(Dataset rows for apps and sites)
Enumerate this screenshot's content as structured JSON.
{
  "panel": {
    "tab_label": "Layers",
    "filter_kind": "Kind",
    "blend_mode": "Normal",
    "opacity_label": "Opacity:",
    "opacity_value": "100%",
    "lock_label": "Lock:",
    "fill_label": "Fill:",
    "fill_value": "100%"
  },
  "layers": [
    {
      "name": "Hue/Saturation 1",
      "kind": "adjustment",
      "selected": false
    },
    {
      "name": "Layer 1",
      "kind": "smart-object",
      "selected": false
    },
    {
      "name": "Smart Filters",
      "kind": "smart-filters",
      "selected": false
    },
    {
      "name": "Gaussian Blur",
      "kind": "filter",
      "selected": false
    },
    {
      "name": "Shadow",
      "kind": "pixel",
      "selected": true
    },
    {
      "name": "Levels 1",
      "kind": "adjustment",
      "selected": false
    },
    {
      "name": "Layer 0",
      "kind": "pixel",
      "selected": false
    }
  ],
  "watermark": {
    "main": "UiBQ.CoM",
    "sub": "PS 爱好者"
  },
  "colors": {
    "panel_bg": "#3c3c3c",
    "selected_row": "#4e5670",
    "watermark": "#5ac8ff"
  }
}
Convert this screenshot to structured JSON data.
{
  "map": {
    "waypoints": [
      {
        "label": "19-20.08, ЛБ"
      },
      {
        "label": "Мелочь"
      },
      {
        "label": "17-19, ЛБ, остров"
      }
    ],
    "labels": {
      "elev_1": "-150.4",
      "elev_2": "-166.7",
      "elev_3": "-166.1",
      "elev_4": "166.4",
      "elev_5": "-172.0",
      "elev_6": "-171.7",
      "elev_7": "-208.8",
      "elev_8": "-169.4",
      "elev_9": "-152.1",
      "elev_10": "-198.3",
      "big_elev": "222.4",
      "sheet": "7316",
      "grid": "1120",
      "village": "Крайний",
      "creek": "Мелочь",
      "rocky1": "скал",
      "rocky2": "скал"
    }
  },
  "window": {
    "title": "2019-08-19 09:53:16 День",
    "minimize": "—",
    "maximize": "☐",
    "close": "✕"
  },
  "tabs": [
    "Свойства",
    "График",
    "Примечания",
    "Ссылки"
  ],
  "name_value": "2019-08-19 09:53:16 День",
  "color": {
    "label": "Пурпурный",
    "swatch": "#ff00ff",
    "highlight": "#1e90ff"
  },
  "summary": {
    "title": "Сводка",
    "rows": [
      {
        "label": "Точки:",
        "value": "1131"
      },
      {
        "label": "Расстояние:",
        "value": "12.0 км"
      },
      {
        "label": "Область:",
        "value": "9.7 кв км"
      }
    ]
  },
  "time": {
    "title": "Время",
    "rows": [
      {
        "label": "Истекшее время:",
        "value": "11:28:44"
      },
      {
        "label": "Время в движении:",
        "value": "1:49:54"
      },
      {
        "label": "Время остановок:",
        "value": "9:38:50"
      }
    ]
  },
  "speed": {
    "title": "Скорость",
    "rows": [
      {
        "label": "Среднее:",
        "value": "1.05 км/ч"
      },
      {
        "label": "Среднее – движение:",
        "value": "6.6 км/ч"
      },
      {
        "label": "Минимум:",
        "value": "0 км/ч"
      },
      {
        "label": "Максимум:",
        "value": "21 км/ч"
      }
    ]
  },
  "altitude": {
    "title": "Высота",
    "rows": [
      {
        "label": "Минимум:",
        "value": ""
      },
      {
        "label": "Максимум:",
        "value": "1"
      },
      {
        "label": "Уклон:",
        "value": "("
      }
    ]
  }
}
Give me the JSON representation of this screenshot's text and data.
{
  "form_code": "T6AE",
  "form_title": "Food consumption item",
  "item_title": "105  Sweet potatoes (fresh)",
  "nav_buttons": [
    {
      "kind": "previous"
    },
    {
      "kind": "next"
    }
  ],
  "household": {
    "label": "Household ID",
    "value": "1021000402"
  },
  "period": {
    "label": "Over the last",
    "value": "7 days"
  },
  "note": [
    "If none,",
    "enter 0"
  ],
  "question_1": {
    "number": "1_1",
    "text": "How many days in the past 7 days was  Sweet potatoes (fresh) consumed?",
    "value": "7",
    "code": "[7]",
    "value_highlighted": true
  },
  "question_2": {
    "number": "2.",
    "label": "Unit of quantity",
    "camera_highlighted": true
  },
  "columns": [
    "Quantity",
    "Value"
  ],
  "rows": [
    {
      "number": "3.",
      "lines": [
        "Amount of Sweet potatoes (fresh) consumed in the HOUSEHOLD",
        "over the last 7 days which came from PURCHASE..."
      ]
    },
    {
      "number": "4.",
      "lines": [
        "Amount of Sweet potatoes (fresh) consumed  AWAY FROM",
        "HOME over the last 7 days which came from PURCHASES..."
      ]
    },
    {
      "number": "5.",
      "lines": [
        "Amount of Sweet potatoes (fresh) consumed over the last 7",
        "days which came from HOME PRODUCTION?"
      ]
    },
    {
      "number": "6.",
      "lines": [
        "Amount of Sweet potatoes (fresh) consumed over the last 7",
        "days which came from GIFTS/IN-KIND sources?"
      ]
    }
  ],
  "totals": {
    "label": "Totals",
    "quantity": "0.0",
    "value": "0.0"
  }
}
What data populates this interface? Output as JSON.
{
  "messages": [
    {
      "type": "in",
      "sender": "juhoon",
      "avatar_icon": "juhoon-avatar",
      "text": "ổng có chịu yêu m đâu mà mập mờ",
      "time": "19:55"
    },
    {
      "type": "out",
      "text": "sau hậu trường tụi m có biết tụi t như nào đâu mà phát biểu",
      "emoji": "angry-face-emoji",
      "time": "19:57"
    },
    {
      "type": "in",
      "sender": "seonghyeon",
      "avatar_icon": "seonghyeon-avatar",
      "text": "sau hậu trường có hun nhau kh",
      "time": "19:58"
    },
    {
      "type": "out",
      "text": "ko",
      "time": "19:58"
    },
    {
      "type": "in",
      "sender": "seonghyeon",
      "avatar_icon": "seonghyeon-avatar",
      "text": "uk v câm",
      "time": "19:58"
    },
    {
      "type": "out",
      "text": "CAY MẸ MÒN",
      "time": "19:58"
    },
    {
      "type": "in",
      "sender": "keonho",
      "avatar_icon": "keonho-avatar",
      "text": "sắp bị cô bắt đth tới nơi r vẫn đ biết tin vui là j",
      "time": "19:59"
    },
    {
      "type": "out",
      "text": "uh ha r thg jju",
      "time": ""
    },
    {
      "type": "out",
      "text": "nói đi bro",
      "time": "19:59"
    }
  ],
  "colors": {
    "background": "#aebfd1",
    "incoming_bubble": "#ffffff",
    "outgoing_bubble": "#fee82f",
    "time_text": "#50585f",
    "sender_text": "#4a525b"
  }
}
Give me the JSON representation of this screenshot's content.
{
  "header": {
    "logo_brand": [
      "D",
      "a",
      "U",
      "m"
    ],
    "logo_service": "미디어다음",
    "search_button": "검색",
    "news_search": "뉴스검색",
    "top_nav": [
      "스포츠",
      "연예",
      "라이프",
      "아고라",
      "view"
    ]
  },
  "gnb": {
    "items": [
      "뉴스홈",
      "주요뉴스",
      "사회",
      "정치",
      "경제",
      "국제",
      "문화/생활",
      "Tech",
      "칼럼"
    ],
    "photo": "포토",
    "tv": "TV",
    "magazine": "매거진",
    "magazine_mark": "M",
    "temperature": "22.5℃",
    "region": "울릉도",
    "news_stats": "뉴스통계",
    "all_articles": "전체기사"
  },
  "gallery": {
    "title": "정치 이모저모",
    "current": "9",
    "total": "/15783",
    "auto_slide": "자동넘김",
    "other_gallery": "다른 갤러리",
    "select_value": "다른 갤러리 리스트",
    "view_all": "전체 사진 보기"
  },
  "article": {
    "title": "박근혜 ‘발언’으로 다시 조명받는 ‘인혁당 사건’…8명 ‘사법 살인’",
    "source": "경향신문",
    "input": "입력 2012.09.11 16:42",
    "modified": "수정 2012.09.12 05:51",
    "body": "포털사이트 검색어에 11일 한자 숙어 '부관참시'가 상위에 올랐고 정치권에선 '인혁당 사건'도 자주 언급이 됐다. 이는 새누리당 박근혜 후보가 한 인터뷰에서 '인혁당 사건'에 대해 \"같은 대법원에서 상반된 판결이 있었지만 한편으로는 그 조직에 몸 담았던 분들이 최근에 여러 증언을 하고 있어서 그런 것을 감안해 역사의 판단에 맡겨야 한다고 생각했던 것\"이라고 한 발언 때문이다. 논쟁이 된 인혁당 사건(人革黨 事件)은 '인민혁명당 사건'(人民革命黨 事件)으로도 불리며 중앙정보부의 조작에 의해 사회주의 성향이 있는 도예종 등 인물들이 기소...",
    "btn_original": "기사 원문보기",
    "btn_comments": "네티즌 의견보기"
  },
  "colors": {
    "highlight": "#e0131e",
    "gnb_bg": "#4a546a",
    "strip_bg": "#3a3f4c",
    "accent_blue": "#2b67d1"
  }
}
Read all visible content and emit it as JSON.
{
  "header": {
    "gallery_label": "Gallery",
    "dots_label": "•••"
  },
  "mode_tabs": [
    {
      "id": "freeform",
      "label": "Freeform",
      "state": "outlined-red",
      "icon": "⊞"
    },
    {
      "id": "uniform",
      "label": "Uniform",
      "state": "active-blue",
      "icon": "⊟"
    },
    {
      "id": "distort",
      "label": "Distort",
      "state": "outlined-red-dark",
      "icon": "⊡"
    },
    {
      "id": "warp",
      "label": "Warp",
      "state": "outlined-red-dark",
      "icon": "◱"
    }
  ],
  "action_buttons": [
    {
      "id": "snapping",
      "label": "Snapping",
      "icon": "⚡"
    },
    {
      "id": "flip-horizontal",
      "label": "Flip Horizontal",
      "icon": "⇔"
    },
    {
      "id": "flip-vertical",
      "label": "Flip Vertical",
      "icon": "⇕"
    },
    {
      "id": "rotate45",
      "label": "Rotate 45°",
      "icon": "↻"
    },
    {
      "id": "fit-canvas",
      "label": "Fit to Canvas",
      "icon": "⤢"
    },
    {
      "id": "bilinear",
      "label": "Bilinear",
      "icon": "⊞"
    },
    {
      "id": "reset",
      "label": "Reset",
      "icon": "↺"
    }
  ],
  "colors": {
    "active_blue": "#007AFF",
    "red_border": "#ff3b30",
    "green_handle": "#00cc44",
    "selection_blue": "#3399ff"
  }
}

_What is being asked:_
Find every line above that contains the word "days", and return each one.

_Answer box:_
    "value": "7 days"
    "text": "How many days in the past 7 days was  Sweet potatoes (fresh) consumed?",
        "over the last 7 days which came from PURCHASE..."
        "HOME over the last 7 days which came from PURCHASES..."
        "days which came from HOME PRODUCTION?"
        "days which came from GIFTS/IN-KIND sources?"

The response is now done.